This week's job report saw an additional 6.6 million people file initial unemployment claims amid the COVID-19 pandemic, adding to the previous week's then-record-breaking 3.3 million to leave nearly 10 million people newly unemployed. And with around 156 million Americans getting their coverage through job-based insurance, that leaves an estimated 3.5 million without insurance after the two-week COVID-19 unemployment surge, a report from the Economic Policy Institute reveals.

"Most nonelderly people in the United States who have health insurance get it through their own employer" or through a family member's employer-sponsored plan, the EPI writes. So a lot of those newly unemployed people, along with their families, likely lost their insurance — an especially dire consequence given that we're in a global pandemic.

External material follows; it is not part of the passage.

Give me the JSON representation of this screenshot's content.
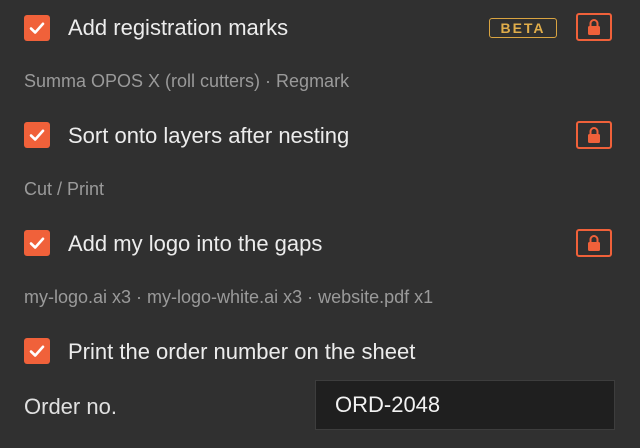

To come up with its estimate, the EPI looked at unemployment numbers by industry from the state of Washington, where the new coronavirus first appeared in the U.S. The EPI does note "we can't say exactly how many people will lose insurance coverage altogether." Some layoffs and furloughs maintain workers' health insurance, others might continue coverage through COBRA (though it's expensive), and still others may hop on insurance plans with other family members, the EPI notes.

People who lost their health insurance along with their jobs also qualify for a special enrollment period through the federal government's insurance marketplace, which lasts 60 days from the time they lost their jobs. Find resources for enrolling in the marketplace here.